Meanwhile, the policy that they are attacking was implemented by former Gov. Mitch Daniels, then State Superintendent Tony Bennett, the Indiana Education Roundtable and the State Board of Education. To date, 45 other states have also adopted it. Common Core has been supported by superintendents, school boards, Indiana’s Catholic and other private schools, principals, teachers unions, the Indiana PTA, various education reform groups, higher education and more. The business community is actively engaged, including strong support from the Indiana Chamber, Eli Lilly, Cummins, Dow AgroSciences, IU Health and many others.

Can you say elitist snob?  Perhaps many educators are not speaking out because they are encouraged told not to.  They also fail to mention the person who unseated Tony Bennett – Glenda Ritz – has stated opposition to the Common Core.

Also I’d love to know exactly what they claim to be blatantly false?  See we are pretty good at referencing our claims about the Common Core.  Those who advocate for it, not so much.

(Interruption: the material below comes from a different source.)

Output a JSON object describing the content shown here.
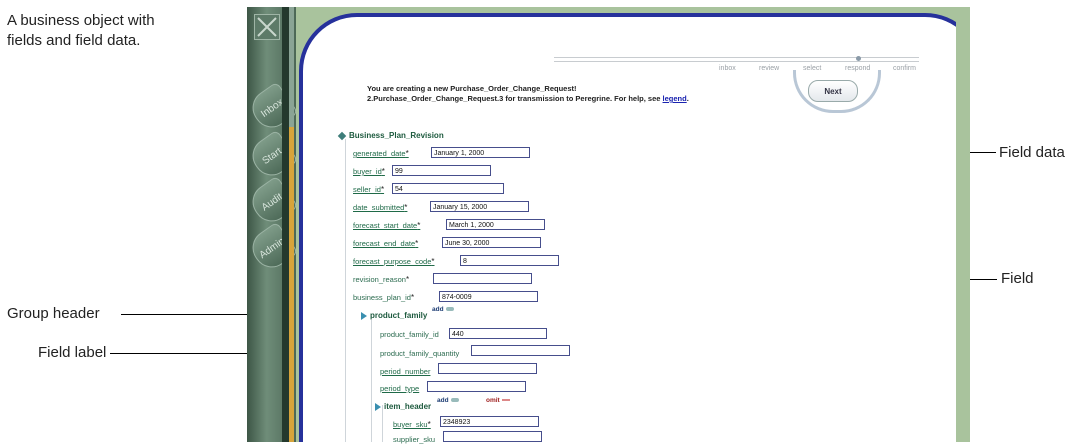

Also while we are on the subject of truth then the Indiana Chamber of Commerce should tell the truth about who is funding the Common Core and the reviews of it – the Gates Foundation.

Sad.  The Common Core is in trouble and Arne Duncan, and it would seem the Indiana Chamber of Commerce, are getting desperate.

Education Reform Protests See Growth

An interesting post by Valerie Strauss at The Washington Post’s education blog, The Answer Sheet.  Strauss notes the increasing number of protests against standardized testing.  She wrote:

It is too early to call it a full-fledged revolt; Washington D.C. has yet to see tens of thousands of people marching through the streets against high-stakes standardized testing, which has been prominent in American education for a decade and is at the core of the Obama administration’s school accountability efforts.

But opposition is clearly growing, most prominently over “value-added” teacher evaluation models that purport to measure how much “value” a teacher adds to a student’s academic progress by using a complicated formula involving a student’s standardized test score.

Researchers have repeatedly warned that this evaluation method is not reliable — and doesn’t take into account all of the out-of-school reasons that could affect how a student does on a test — but the Obama administration has pushed it and states have been adopting new teacher accountability systems that are heavily weighted to test scores.

She notes protests in specifically in Texas, New York and California, but it is likely that it will grow.